The Pilgrims were puritan congregationalists, and the Mayflower Compact was clearly derived from their religious background. Over a decade earlier a group of men and women had gathered in Scrooby Manor House, William Brewster’s English home, and “by the most wise and good providence of God [been] brought together … to unite ourselves into one congregation or church.” They had promised and bound themselves “to walk in all our ways according to the Rule of the Gospel and in all sincere conformity to His holy ordinances and in mutual love to and watchfulness over one another.” Prior to their departure and to their failure to reach Virginia, the Pilgrim’s pastor, John Robinson, had advised the colonists on the need to govern themselves in such a fashion. Perhaps suggesting how they should operate under the terms of the Virginia Colony patent, Robinson had urged them as a body to “let your wisdom and godliness appear, not only in choosing such persons as do entirely love and will promote the common good.” He also advised them to repress all impulses that might detract from the common good. This last point, a commitment to the welfare of all over individual aspirations – what I have elsewhere referred to as the puritan social gospel – was implicit in the covenant of the Scrooby congregation, and in the Mayflower Compact.

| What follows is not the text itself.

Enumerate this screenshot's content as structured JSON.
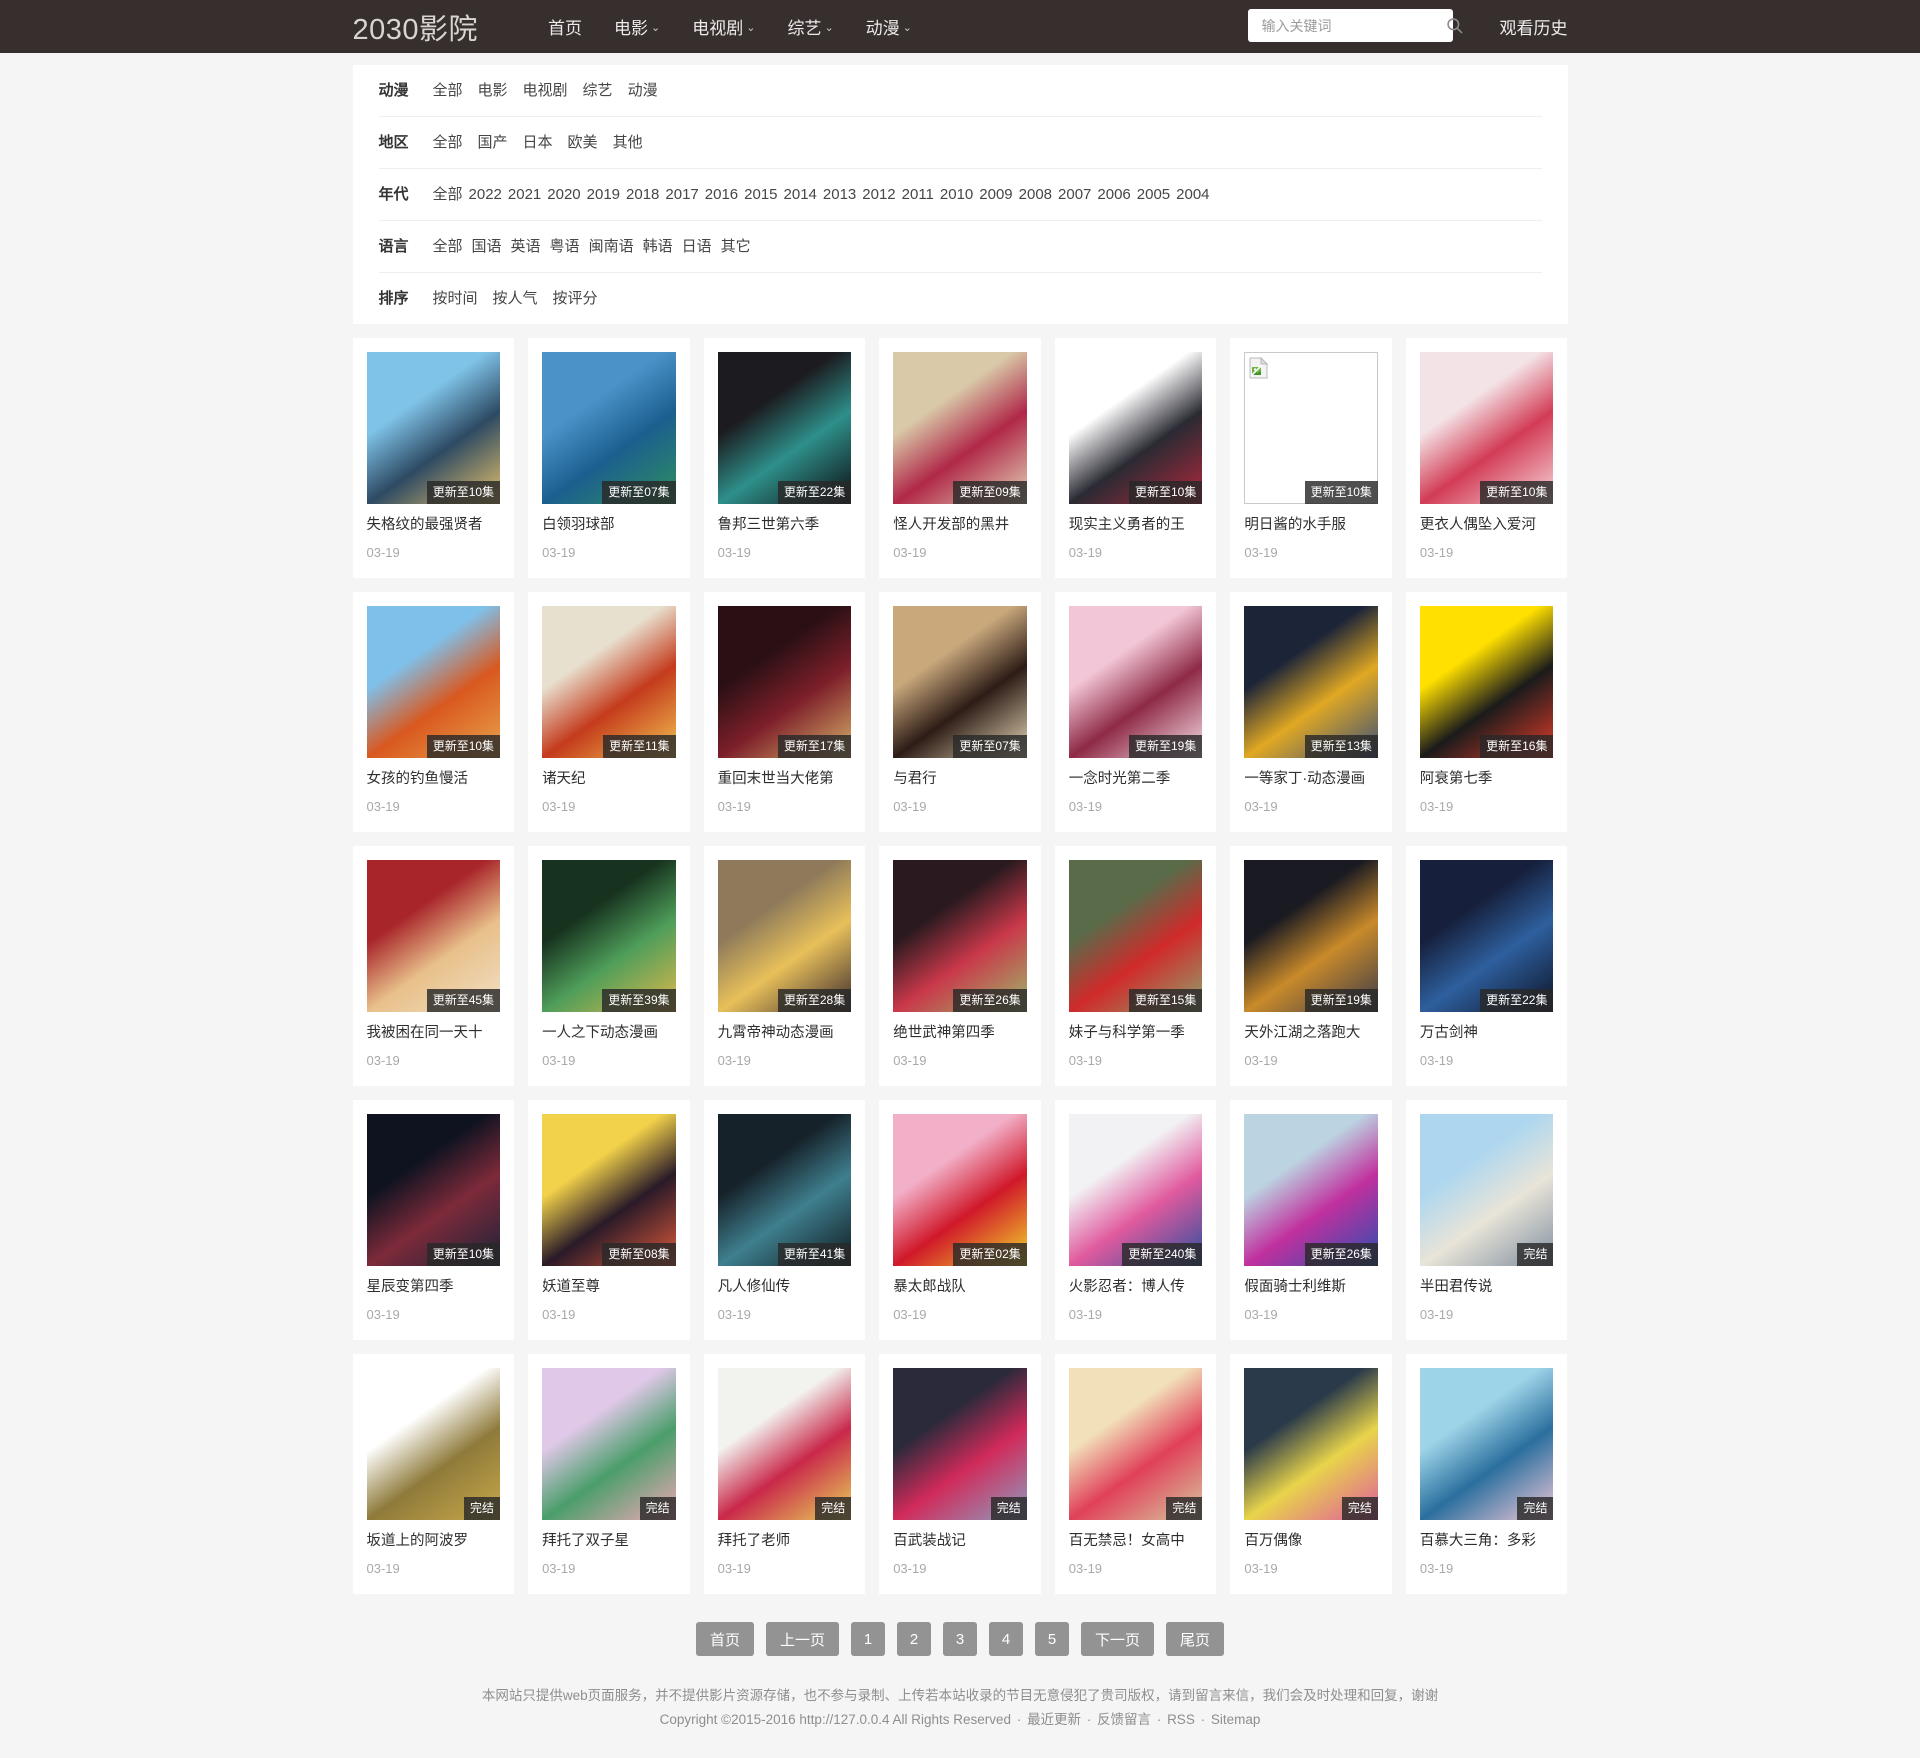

The values expressed in the Mayflower Compact did contribute to the character of New England. Puritan congregationalism was a system of participatory democracy, reflecting a trust in the individual believer that expanded into the civil realm, as in the Mayflower Compact. That impulse, spreading from the formation and governance of a church of believers, to a colony system of government, would underpin the system of town meetings whereby local New England communities would be governed. This was not the only source for the democracy that took shape in our country, but it was one contribution to that process. That does not mean that we ignore other, less positive parts of our history, nor the ways in which the early English settlers of New England violated the principles that their faith seemed to demand. But it is something worth commemorating and considering four hundred years later.